curl 'https://sjvwsaokcugktsdaxxze.supabase.co/rest/v1/my_scores?select=*' \-H "apikey: <ANON_KEY>" \-H "Authorization: Bearer <ACCESS_TOKEN>"

Note that the anon key (or service role key) is always needed to get past the API gateway. This can be passed in the apikey header or in a query param named apikey. It is passed automatically in supabase-js as long as you used it to instantiate the client.

There are some more notes here on how to structure your schema to best integrate with the auth.users table.
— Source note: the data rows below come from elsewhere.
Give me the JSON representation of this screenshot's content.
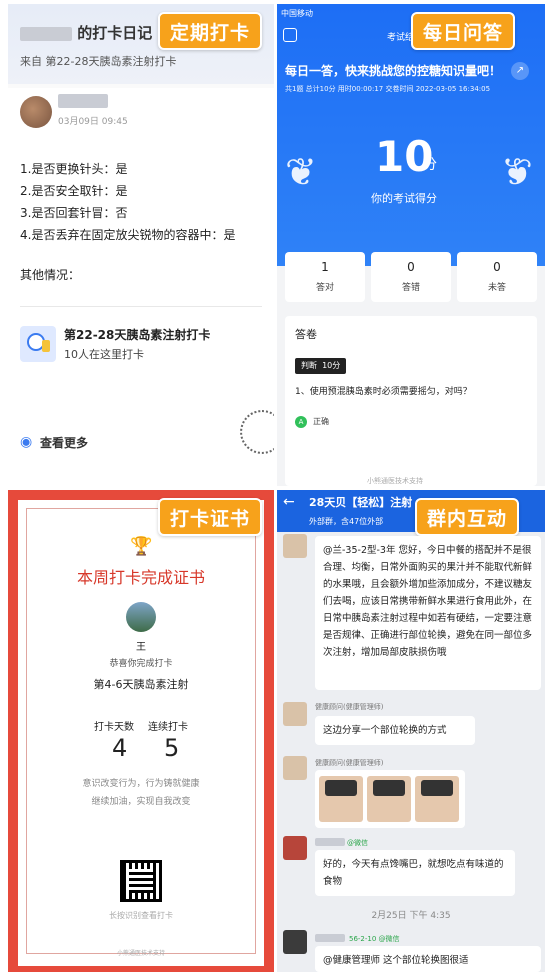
{
  "panel1": {
    "tag": "定期打卡",
    "title": "的打卡日记",
    "subtitle": "来自 第22-28天胰岛素注射打卡",
    "date": "03月09日 09:45",
    "questions": [
      "1.是否更换针头：是",
      "2.是否安全取针：是",
      "3.是否回套针冒：否",
      "4.是否丢弃在固定放尖锐物的容器中：是"
    ],
    "other": "其他情况：",
    "group_title": "第22-28天胰岛素注射打卡",
    "group_sub": "10人在这里打卡",
    "more": "查看更多"
  },
  "panel2": {
    "tag": "每日问答",
    "status_carrier": "中国移动",
    "app_title": "考试结",
    "headline": "每日一答，快来挑战您的控糖知识量吧！",
    "meta": "共1题   总计10分   用时00:00:17   交卷时间 2022-03-05 16:34:05",
    "score": "10",
    "score_unit": "分",
    "score_label": "你的考试得分",
    "stats": [
      {
        "value": "1",
        "label": "答对"
      },
      {
        "value": "0",
        "label": "答错"
      },
      {
        "value": "0",
        "label": "未答"
      }
    ],
    "answer_header": "答卷",
    "q_type": "判断",
    "q_points": "10分",
    "question": "1、使用预混胰岛素时必须需要摇匀，对吗？",
    "option_letter": "A",
    "option": "正确",
    "footer": "小熊通医技术支持"
  },
  "panel3": {
    "tag": "打卡证书",
    "title": "本周打卡完成证书",
    "name": "王",
    "congrats": "恭喜你完成打卡",
    "period": "第4-6天胰岛素注射",
    "days_label": "打卡天数",
    "streak_label": "连续打卡",
    "days": "4",
    "streak": "5",
    "motto1": "意识改变行为，行为铸就健康",
    "motto2": "继续加油，实现自我改变",
    "scan": "长按识别查看打卡",
    "footer": "小熊通医技术支持"
  },
  "panel4": {
    "tag": "群内互动",
    "title": "28天贝【轻松】注射",
    "subtitle": "外部群，含47位外部",
    "msg1_sender": "@兰-35-2型-3年",
    "msg1": "@兰-35-2型-3年 您好，今日中餐的搭配并不是很合理、均衡，日常外面购买的果汁并不能取代新鲜的水果哦，且会额外增加些添加成分，不建议糖友们去喝，应该日常携带新鲜水果进行食用此外，在日常中胰岛素注射过程中如若有硬结，一定要注意是否规律、正确进行部位轮换，避免在同一部位多次注射，增加局部皮肤损伤哦",
    "advisor": "健康顾问(健康管理师)",
    "msg2": "这边分享一个部位轮换的方式",
    "advisor2": "健康顾问(健康管理师)",
    "wechat1": "@微信",
    "msg3": "好的，今天有点馋嘴巴，就想吃点有味道的食物",
    "time": "2月25日 下午 4:35",
    "wechat2": "56-2-10 @微信",
    "msg4": "@健康管理师  这个部位轮换图很适"
  }
}
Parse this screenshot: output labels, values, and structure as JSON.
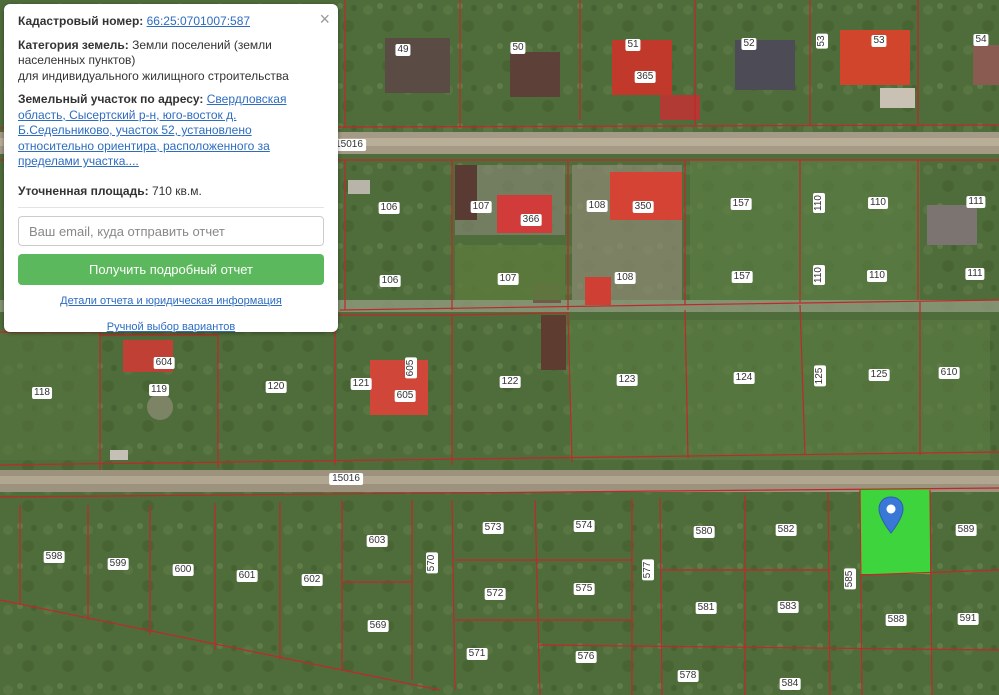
{
  "map": {
    "roads": [
      {
        "label": "15016"
      },
      {
        "label": "15016"
      }
    ],
    "plots": [
      "49",
      "50",
      "51",
      "365",
      "52",
      "53",
      "53",
      "54",
      "106",
      "107",
      "366",
      "108",
      "350",
      "157",
      "110",
      "110",
      "111",
      "106",
      "107",
      "108",
      "157",
      "110",
      "110",
      "111",
      "604",
      "119",
      "118",
      "120",
      "121",
      "605",
      "605",
      "122",
      "123",
      "124",
      "125",
      "125",
      "610",
      "598",
      "599",
      "600",
      "601",
      "602",
      "603",
      "570",
      "573",
      "574",
      "580",
      "582",
      "585",
      "589",
      "572",
      "575",
      "577",
      "581",
      "583",
      "588",
      "591",
      "569",
      "571",
      "576",
      "578",
      "584"
    ],
    "selected_plot_color": "#3dd43d",
    "boundary_color": "#c0282a"
  },
  "popup": {
    "cadastral_label": "Кадастровый номер:",
    "cadastral_number": "66:25:0701007:587",
    "category_label": "Категория земель:",
    "category_value": "Земли поселений (земли населенных пунктов)",
    "usage": "для индивидуального жилищного строительства",
    "address_label": "Земельный участок по адресу:",
    "address_value": "Свердловская область, Сысертский р-н, юго-восток д. Б.Седельниково, участок 52, установлено относительно ориентира, расположенного за пределами участка....",
    "area_label": "Уточненная площадь:",
    "area_value": "710 кв.м.",
    "email_placeholder": "Ваш email, куда отправить отчет",
    "get_report_button": "Получить подробный отчет",
    "details_link": "Детали отчета и юридическая информация",
    "manual_link": "Ручной выбор вариантов",
    "close_icon": "×"
  },
  "marker_icon": "map-pin-icon",
  "accent_color": "#5cb85c"
}
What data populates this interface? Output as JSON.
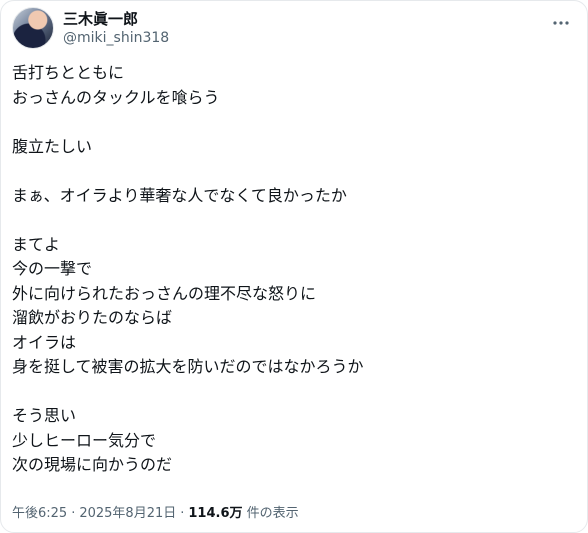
{
  "author": {
    "display_name": "三木眞一郎",
    "handle": "@miki_shin318"
  },
  "more_icon": "more-horizontal-icon",
  "body_lines": [
    "舌打ちとともに",
    "おっさんのタックルを喰らう",
    "",
    "腹立たしい",
    "",
    "まぁ、オイラより華奢な人でなくて良かったか",
    "",
    "まてよ",
    "今の一撃で",
    "外に向けられたおっさんの理不尽な怒りに",
    "溜飲がおりたのならば",
    "オイラは",
    "身を挺して被害の拡大を防いだのではなかろうか",
    "",
    "そう思い",
    "少しヒーロー気分で",
    "次の現場に向かうのだ"
  ],
  "meta": {
    "time": "午後6:25",
    "date": "2025年8月21日",
    "separator": "·",
    "views": "114.6万",
    "views_suffix": "件の表示"
  }
}
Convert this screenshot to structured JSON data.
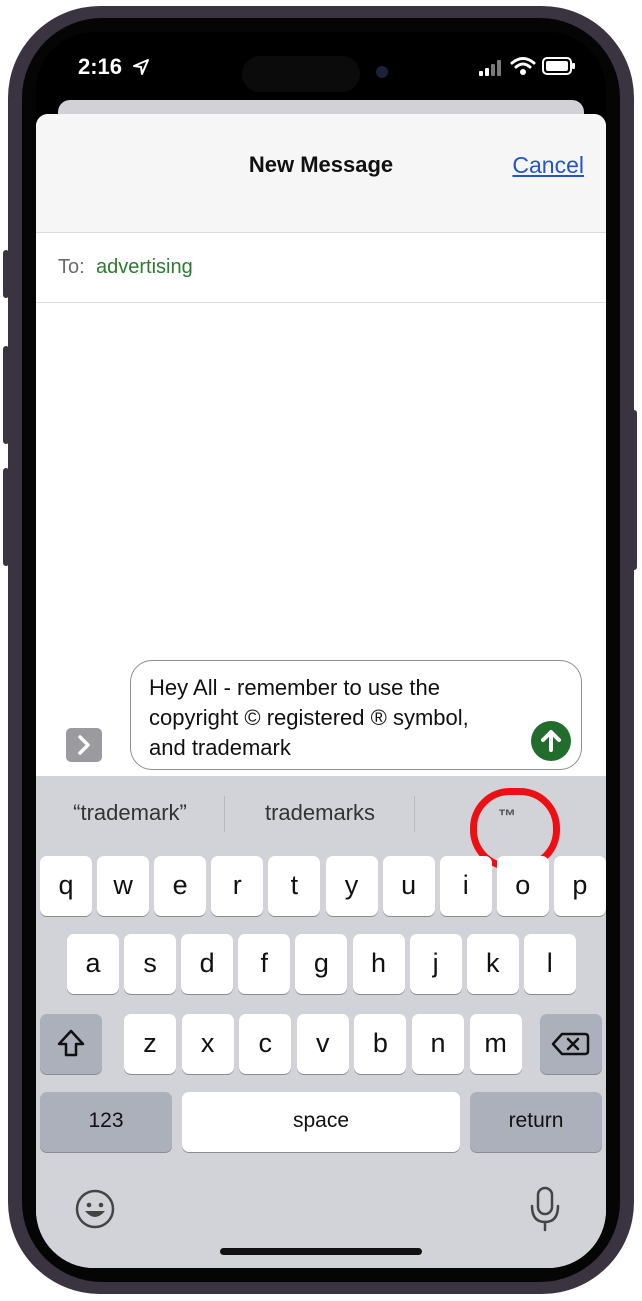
{
  "status": {
    "time": "2:16"
  },
  "header": {
    "title": "New Message",
    "cancel_label": "Cancel"
  },
  "recipient": {
    "label": "To:",
    "value": "advertising"
  },
  "compose": {
    "line1": "Hey All - remember to use the",
    "line2": "copyright © registered ® symbol,",
    "line3": "and trademark"
  },
  "suggestions": [
    "“trademark”",
    "trademarks",
    "™"
  ],
  "keyboard": {
    "row1": [
      "q",
      "w",
      "e",
      "r",
      "t",
      "y",
      "u",
      "i",
      "o",
      "p"
    ],
    "row2": [
      "a",
      "s",
      "d",
      "f",
      "g",
      "h",
      "j",
      "k",
      "l"
    ],
    "row3": [
      "z",
      "x",
      "c",
      "v",
      "b",
      "n",
      "m"
    ],
    "numbers_label": "123",
    "space_label": "space",
    "return_label": "return"
  },
  "icons": {
    "location": "location-arrow-icon",
    "signal": "cellular-signal-icon",
    "wifi": "wifi-icon",
    "battery": "battery-icon",
    "expand": "chevron-right-icon",
    "send": "send-arrow-icon",
    "shift": "shift-icon",
    "delete": "backspace-icon",
    "emoji": "emoji-icon",
    "mic": "microphone-icon"
  },
  "colors": {
    "accent_link": "#2155c9",
    "recipient": "#2d7a30",
    "send": "#226d2b",
    "highlight_circle": "#ee0f14"
  }
}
Once you get the hang of polices you can start to get a little bit fancy. Let's say I work at Blizzard and I only want Blizzard staff members to be able to update people's high scores, I can write something like:

create or replace function auth.email() returns text as $$  select nullif(current_setting('request.jwt.claim.email', true), '')::text;$$ language sql;
create policy "Only Blizzard staff can update leaderboard"  on my_scores  for update using (    right(auth.email(), 13) = '@blizzard.com'  );

Supabase comes with three built-in helper functions: auth.email(), auth.uid() and auth.role().

See the full PostgreSQL policy docs here: https://www.postgresql.org/docs/12/sql-createpolicy.html

You can get as creative as you like with these policies.

Resources#

Next steps#